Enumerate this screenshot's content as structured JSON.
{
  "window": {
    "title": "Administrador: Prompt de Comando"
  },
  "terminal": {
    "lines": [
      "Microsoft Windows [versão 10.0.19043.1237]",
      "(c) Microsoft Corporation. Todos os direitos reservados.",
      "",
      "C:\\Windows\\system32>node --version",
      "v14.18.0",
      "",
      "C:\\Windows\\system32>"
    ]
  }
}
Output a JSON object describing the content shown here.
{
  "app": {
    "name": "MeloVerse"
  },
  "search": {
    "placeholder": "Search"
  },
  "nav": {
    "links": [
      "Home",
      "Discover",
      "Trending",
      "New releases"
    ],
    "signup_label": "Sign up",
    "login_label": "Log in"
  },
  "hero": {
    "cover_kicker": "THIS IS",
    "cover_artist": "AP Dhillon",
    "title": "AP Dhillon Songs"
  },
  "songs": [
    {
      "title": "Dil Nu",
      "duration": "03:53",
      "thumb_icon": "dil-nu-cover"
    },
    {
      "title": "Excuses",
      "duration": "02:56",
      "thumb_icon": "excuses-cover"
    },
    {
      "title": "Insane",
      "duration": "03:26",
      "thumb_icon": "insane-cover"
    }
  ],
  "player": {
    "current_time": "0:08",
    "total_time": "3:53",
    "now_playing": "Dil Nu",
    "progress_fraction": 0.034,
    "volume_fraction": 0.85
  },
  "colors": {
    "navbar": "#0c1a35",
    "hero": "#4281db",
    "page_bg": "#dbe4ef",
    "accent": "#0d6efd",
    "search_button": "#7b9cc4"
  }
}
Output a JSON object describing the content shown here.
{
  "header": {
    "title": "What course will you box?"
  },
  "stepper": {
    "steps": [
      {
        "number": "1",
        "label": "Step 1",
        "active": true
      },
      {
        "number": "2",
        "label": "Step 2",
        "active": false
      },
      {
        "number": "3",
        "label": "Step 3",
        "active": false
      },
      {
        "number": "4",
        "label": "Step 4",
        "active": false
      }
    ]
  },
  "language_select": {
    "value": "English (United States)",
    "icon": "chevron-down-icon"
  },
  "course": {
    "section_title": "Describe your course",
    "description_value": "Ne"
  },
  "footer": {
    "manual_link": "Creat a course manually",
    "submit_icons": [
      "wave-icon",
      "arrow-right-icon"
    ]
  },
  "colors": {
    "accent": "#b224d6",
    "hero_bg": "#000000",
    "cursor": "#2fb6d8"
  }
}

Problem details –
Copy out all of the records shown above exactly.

Answer below –
Enumerate this screenshot's content as structured JSON.
{
  "window": {
    "title": "Administrador: Prompt de Comando"
  },
  "terminal": {
    "lines": [
      "Microsoft Windows [versão 10.0.19043.1237]",
      "(c) Microsoft Corporation. Todos os direitos reservados.",
      "",
      "C:\\Windows\\system32>node --version",
      "v14.18.0",
      "",
      "C:\\Windows\\system32>"
    ]
  }
}
Output a JSON object describing the content shown here.
{
  "app": {
    "name": "MeloVerse"
  },
  "search": {
    "placeholder": "Search"
  },
  "nav": {
    "links": [
      "Home",
      "Discover",
      "Trending",
      "New releases"
    ],
    "signup_label": "Sign up",
    "login_label": "Log in"
  },
  "hero": {
    "cover_kicker": "THIS IS",
    "cover_artist": "AP Dhillon",
    "title": "AP Dhillon Songs"
  },
  "songs": [
    {
      "title": "Dil Nu",
      "duration": "03:53",
      "thumb_icon": "dil-nu-cover"
    },
    {
      "title": "Excuses",
      "duration": "02:56",
      "thumb_icon": "excuses-cover"
    },
    {
      "title": "Insane",
      "duration": "03:26",
      "thumb_icon": "insane-cover"
    }
  ],
  "player": {
    "current_time": "0:08",
    "total_time": "3:53",
    "now_playing": "Dil Nu",
    "progress_fraction": 0.034,
    "volume_fraction": 0.85
  },
  "colors": {
    "navbar": "#0c1a35",
    "hero": "#4281db",
    "page_bg": "#dbe4ef",
    "accent": "#0d6efd",
    "search_button": "#7b9cc4"
  }
}
Output a JSON object describing the content shown here.
{
  "header": {
    "title": "What course will you box?"
  },
  "stepper": {
    "steps": [
      {
        "number": "1",
        "label": "Step 1",
        "active": true
      },
      {
        "number": "2",
        "label": "Step 2",
        "active": false
      },
      {
        "number": "3",
        "label": "Step 3",
        "active": false
      },
      {
        "number": "4",
        "label": "Step 4",
        "active": false
      }
    ]
  },
  "language_select": {
    "value": "English (United States)",
    "icon": "chevron-down-icon"
  },
  "course": {
    "section_title": "Describe your course",
    "description_value": "Ne"
  },
  "footer": {
    "manual_link": "Creat a course manually",
    "submit_icons": [
      "wave-icon",
      "arrow-right-icon"
    ]
  },
  "colors": {
    "accent": "#b224d6",
    "hero_bg": "#000000",
    "cursor": "#2fb6d8"
  }
}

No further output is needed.